The Institute of Medicine will rename itself the National Academy of Medicine effective July 1, 2015. The change is part of a larger internal reorganization to more effectively integrate the work of the National Academies of Sciences, Engineering, and Medicine.
Acquisitions, Funding, Business, and Stock
New York-based software development and IT consulting firm Algonquin Studios rebrands as Algonquin, and announces it will focus solely on healthcare clients moving forward. The company is undergoing significant expansion of its office space in downtown Buffalo.
Government and Politics
In an effort to ensure more accurate subsidies, CMS decides to automatically re-enroll and re-calculate the subsidies of consumers who don’t return to Healthcare.gov to update their eligibility for tax credits in 2016.
Medical kiosk vendor HealthSpot hires Gail Croall, MD (Anthem) as chief medical officer; Eric Eichensehr (Levitate Technologies) as CTO; and Bruce Roberts (RxEngage Partners) as COO.
Research and Innovation
A survey of small-practice physicians finds that close to a third are “not at all confident” their organizations will be adequately prepared or their employees adequately trained in time for the October 1 ICD-10 deadline. To make matters worse, 33 percent feel that there should be no transition, making me think that perhaps it’s the issue of change, rather than technology, that is keeping physicians from timely preparations.
A Northwestern University Feinberg School of Medicine study finds that patient portals may widen the digital divide between the underserved and more affluent. The study showed white patients were 2.5 times more likely to be registered as portal users than African-American patients, while those with good health literacy skills were 3.5 times more likely to be registered with the portal than those who didn’t have those skills. Study co-author Sam Smith puts the portal problem in perspective: “If we now further complicate what it means to be a patient by asking people to be engaged outside the doctor’s office – on the Web or by mobile phone – and if these same groups of patients are not as capable or ready to assume these new roles, we may further exacerbate the disparities that already exist.”

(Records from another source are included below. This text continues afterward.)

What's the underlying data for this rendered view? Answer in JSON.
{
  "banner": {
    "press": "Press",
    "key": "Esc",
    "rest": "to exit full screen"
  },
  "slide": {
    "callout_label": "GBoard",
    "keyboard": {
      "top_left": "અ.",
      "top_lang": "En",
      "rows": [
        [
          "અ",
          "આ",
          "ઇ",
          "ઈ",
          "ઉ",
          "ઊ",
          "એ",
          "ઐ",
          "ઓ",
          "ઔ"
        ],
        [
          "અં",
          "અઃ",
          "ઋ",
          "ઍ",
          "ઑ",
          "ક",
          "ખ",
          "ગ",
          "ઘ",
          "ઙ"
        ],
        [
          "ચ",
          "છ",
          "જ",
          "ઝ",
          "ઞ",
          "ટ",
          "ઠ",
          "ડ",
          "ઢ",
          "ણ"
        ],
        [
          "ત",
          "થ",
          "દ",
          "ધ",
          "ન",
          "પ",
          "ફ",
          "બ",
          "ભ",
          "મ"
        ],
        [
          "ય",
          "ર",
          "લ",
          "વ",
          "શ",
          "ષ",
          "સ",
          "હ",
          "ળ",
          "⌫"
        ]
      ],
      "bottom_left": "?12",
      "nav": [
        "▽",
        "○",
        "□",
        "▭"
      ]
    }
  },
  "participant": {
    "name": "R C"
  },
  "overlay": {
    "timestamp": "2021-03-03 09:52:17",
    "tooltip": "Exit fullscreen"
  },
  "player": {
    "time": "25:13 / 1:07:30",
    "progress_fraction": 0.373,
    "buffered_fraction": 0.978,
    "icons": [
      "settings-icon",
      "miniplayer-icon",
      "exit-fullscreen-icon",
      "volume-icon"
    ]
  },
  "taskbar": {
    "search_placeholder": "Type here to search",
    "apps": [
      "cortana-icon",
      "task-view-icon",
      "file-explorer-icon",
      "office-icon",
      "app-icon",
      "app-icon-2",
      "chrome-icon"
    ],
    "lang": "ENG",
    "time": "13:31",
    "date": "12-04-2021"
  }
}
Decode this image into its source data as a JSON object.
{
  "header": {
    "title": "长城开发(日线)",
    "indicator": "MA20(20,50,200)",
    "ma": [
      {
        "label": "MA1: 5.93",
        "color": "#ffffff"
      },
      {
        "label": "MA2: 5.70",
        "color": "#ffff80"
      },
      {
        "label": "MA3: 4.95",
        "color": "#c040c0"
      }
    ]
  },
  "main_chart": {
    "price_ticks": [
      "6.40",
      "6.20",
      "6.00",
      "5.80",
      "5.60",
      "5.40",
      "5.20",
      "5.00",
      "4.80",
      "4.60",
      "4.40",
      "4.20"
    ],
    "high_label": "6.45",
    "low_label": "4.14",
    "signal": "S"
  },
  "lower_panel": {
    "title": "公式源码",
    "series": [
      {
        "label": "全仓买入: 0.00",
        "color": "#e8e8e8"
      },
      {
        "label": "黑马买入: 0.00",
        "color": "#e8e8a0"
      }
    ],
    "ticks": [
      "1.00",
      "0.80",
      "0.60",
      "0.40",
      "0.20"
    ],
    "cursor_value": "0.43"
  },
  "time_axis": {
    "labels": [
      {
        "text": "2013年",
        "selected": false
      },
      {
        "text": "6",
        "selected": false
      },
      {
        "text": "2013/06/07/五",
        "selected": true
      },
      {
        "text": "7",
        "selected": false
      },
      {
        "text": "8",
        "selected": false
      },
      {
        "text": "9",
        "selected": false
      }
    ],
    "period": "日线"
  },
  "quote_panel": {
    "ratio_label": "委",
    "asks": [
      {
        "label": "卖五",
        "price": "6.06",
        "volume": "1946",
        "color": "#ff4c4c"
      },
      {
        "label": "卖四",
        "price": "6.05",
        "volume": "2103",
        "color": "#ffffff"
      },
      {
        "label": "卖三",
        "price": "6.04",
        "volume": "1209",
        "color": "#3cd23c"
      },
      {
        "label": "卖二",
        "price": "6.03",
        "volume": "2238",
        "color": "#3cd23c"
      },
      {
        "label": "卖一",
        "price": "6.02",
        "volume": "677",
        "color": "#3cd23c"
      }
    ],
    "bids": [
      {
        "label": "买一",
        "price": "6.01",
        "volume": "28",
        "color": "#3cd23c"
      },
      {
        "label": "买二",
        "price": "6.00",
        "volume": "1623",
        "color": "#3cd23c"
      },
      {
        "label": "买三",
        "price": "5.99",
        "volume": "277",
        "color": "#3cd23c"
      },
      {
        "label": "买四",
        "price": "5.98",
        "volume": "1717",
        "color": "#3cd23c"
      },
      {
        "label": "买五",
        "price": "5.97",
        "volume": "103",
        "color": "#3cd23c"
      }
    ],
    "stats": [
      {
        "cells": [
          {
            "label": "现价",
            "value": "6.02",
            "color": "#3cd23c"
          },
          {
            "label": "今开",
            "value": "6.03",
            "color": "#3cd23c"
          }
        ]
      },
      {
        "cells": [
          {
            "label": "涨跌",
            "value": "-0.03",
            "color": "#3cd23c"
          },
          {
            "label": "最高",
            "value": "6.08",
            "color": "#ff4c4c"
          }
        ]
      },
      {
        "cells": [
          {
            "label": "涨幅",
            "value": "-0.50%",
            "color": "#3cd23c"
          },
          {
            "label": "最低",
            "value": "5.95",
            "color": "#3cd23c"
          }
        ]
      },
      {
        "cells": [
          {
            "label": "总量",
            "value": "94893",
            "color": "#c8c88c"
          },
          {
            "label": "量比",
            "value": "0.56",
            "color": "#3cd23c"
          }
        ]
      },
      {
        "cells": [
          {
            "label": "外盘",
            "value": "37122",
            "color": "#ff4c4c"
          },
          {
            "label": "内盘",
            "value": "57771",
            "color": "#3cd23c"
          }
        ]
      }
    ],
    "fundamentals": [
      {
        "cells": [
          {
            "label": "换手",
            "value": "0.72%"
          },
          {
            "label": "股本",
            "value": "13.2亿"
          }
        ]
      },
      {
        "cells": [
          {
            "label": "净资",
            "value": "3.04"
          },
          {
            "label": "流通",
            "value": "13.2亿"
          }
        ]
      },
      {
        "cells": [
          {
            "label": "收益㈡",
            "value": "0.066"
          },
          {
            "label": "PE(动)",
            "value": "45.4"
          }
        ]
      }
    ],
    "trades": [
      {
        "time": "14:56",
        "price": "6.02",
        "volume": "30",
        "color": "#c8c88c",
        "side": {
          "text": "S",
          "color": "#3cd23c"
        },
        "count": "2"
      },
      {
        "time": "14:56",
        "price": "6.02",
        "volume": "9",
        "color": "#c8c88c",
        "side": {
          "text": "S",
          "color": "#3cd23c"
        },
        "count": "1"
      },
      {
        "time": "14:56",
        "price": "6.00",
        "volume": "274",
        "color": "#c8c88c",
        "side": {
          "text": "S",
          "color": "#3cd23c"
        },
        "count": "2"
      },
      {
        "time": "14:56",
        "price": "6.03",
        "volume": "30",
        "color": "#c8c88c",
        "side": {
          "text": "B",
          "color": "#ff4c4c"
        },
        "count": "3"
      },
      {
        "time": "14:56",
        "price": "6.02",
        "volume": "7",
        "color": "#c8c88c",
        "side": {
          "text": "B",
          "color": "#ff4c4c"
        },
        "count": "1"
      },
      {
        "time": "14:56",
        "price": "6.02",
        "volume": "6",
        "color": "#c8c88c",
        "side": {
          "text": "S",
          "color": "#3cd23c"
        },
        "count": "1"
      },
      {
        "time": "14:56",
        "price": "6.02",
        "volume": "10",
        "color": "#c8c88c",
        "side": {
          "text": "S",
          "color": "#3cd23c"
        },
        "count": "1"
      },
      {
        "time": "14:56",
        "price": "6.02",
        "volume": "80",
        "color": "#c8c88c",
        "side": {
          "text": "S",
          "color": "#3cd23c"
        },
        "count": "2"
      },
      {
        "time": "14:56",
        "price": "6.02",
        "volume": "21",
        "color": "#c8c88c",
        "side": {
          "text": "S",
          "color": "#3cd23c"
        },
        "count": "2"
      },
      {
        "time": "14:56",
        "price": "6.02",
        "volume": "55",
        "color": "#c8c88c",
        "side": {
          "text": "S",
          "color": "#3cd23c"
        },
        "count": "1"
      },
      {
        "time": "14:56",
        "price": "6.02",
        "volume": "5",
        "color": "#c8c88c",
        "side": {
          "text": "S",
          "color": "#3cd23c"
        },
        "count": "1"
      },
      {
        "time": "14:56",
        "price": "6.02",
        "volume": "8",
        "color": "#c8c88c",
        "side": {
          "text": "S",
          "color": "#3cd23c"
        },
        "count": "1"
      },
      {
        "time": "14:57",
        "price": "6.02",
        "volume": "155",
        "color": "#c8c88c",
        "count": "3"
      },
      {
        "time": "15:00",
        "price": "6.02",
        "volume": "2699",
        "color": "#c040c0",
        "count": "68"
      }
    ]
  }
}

David Blumenthal, MD, president of the Commonwealth Fund and former head of ONC, pontificates on the future of healthcare, daydreaming about the role the smart home (and Uber) will play in the automated care of aging parents, and the quality and deductible data that will soon be at our fingertips in a single click. He ends with a dash of reality, calling for increased interoperability, privacy, and security of cloud-based health data.
Emily Queenan, MD recounts her decision to relocate her Rochester, N.Y.-based family medicine practice, which used “the latest in 21st century technology,” to Canada after losing too much sleep over attempting to conquer America’s broken healthcare system: “I spoke with other physicians, both inside and outside my specialty, about alternatives. We invariably ended up talking about the tumultuous time that the U.S. health care system is in – and the challenges physicians face in trying to achieve the twin goals of improved medical outcomes and reduced cost. The rub, of course, is that we’re working in a fragmented, broken system where powerful, moneyed corporate interests thrive on this fragmentation, finding it easy to drive up costs and outmaneuver patients and doctors alike.”
Apple Watch officially launches. Should I ever be in the market to be even more connected and quantified than I already am, I’d probably opt for the $349 Sport model. I do wonder how well it would hold up during one of my ALTA doubles matches.
Like many consumers, I switched health insurance plans earlier this year and am still getting used to Medi-Share’s business model. I was pleased to read in their latest marketing materials that they see value in offering their customers digital health tools from CareSync and BridgeHealth Medical.